Among the records that follow, count the lines where "icon" appears, and state the count by itself.

**DATASET EXCERPTS:**
____
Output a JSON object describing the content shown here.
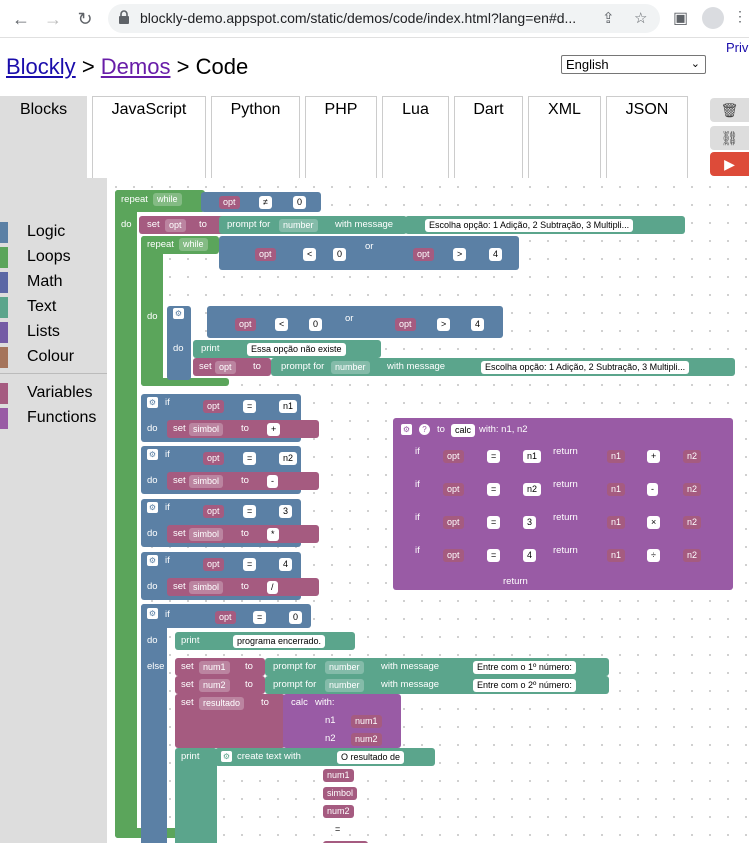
{
  "browser": {
    "url": "blockly-demo.appspot.com/static/demos/code/index.html?lang=en#d...",
    "back_icon": "back-arrow-icon",
    "forward_icon": "forward-arrow-icon",
    "reload_icon": "reload-icon"
  },
  "page": {
    "priv_link": "Priv",
    "breadcrumb": {
      "blockly": "Blockly",
      "sep1": ">",
      "demos": "Demos",
      "sep2": ">",
      "current": "Code"
    },
    "language_select": "English",
    "tabs": [
      "Blocks",
      "JavaScript",
      "Python",
      "PHP",
      "Lua",
      "Dart",
      "XML",
      "JSON"
    ],
    "toolbox": [
      {
        "label": "Logic",
        "color": "#5b80a5"
      },
      {
        "label": "Loops",
        "color": "#5ba55b"
      },
      {
        "label": "Math",
        "color": "#5b67a5"
      },
      {
        "label": "Text",
        "color": "#5ba58c"
      },
      {
        "label": "Lists",
        "color": "#745ba5"
      },
      {
        "label": "Colour",
        "color": "#a5745b"
      },
      {
        "label": "Variables",
        "color": "#a55b80"
      },
      {
        "label": "Functions",
        "color": "#995ba5"
      }
    ]
  },
  "blocks": {
    "repeat": "repeat",
    "while": "while",
    "do": "do",
    "opt": "opt",
    "neq": "≠",
    "lt": "<",
    "gt": ">",
    "eq": "=",
    "n0": "0",
    "n4": "4",
    "n1": "n1",
    "n2": "n2",
    "n3": "3",
    "or": "or",
    "if": "if",
    "set": "set",
    "to": "to",
    "prompt_for": "prompt for",
    "number": "number",
    "with_message": "with message",
    "msg_menu": "Escolha opção: 1 Adição, 2 Subtração, 3 Multipli...",
    "print": "print",
    "msg_invalid": "Essa opção não existe",
    "simbol": "simbol",
    "plus": "+",
    "minus": "-",
    "times": "*",
    "div": "/",
    "times_op": "×",
    "div_op": "÷",
    "msg_end": "programa encerrado.",
    "else": "else",
    "num1": "num1",
    "num2": "num2",
    "resultado": "resultado",
    "msg_num1": "Entre com o 1º número:",
    "msg_num2": "Entre com o 2º número:",
    "calc": "calc",
    "with": "with:",
    "create_text": "create text with",
    "msg_result": "O resultado de",
    "eq_text": "=",
    "to_label": "to",
    "calc_def": "calc",
    "with_params": "with: n1, n2",
    "return": "return"
  }
}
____
**REPLY:** 3